- Dinant S, Gerhard MF, Rauws EA, Busch OR, Gouma DJ, van Gulik TM. Improved outcome of resection of hilar cholangicarcinoma (Klatskin tumor). Ann Surg Oncol 2006; 13: 872-880.
- Lee SG, Song GW, Hwang S, Ha TY, Moon DB, Jung DH. Surgical treatment of hilar cholangiocarcinoma in the new era: the Asan experience. J Hepatobiliary Pancreat Sci 2010; 17: 476-489.
- Li JG, Li H, Lin ZC. Combined liver, gall, pancreaticoduodenal resection and vessel reconstruction to cure hilar cholangiocarcinoma and pancreatic head carcinoma: one case report. Chin J of Biliary Surg (Chinese)2005; 11: 187.
- Nimura Y, Hayakawa N, Kamiya J, Maeda S, Kondo S, Yasui A. Combined portal vein and liver resection for carcinoma of the biliary tract.
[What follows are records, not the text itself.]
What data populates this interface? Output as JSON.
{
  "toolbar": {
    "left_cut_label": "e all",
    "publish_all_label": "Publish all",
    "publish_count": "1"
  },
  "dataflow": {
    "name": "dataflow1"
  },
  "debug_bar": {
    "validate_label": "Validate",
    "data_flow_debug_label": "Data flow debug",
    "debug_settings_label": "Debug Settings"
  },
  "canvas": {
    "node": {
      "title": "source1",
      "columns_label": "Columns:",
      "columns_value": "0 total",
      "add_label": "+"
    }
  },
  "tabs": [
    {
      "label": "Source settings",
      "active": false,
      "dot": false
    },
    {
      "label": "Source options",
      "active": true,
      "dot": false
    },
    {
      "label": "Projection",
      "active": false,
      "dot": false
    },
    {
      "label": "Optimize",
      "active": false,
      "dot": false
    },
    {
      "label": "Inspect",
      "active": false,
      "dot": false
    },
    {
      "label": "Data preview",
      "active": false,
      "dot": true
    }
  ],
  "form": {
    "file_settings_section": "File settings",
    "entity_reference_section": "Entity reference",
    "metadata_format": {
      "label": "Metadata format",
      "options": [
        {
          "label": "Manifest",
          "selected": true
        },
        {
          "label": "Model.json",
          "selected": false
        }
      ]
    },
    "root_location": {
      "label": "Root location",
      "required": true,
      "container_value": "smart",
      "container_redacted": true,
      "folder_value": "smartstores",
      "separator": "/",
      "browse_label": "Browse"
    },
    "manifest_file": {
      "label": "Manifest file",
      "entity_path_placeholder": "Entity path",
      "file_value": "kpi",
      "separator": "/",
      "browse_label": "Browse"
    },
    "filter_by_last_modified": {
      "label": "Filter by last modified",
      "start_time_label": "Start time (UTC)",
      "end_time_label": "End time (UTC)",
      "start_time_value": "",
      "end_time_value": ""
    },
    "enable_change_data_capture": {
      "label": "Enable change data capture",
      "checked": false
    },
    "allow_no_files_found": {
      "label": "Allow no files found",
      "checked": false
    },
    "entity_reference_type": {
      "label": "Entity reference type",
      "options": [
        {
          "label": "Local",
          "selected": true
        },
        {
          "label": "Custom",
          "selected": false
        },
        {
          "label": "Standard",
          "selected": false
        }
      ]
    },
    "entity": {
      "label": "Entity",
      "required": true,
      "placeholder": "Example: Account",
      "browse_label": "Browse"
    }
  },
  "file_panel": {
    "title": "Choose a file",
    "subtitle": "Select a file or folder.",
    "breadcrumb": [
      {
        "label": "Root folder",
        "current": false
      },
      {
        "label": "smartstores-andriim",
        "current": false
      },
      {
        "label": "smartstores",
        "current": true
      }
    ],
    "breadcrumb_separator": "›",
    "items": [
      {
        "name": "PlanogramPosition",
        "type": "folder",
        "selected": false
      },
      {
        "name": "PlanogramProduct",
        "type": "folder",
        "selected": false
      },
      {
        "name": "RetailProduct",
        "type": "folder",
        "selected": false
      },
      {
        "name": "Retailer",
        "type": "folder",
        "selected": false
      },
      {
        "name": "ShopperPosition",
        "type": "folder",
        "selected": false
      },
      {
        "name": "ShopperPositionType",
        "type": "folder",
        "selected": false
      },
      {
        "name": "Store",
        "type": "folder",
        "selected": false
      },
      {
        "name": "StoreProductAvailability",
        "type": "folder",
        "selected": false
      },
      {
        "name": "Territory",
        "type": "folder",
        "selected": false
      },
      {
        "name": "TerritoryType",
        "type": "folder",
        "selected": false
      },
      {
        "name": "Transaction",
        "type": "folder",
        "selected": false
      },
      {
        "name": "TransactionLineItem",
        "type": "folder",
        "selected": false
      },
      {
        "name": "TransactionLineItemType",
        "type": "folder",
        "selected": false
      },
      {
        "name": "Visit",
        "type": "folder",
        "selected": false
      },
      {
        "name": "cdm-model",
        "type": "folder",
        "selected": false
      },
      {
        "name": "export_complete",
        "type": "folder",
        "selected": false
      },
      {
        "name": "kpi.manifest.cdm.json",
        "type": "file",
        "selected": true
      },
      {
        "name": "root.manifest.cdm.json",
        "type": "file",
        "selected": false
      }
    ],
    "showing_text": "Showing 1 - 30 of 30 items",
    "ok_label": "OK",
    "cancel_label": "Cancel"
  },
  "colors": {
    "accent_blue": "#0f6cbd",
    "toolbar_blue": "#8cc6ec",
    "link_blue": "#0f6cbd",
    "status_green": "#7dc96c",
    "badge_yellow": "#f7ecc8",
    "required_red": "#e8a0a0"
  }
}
Br J Surg 1991; 78: 727-731.
- Shimada H, Endo I, Sugita M, Masunari H, Fujii Y, Tanaka K. Hepatic Resection Combined with Portal Vein or Hepatic Artery Reconstruction for Advanced Carcinoma of the Hilar Bile Duct and Gallbladder. World J Surg 2003; 27: 1137-1142.
- Chen XP, Lau WY, Huang ZY, Zhang ZW, Chen YF, Zhang WG. Extent of liver resection for hilar cholangiocarcinoma. Br J Surg 2009; 96: 1167-1175.
- Alan WH, Kristin M, Ajai K, Baquerizo A, Kim RD. Portal vein resection in management of hilar cholangiocarcinoma. J Am Coll Surg 2011; 212: 604-613.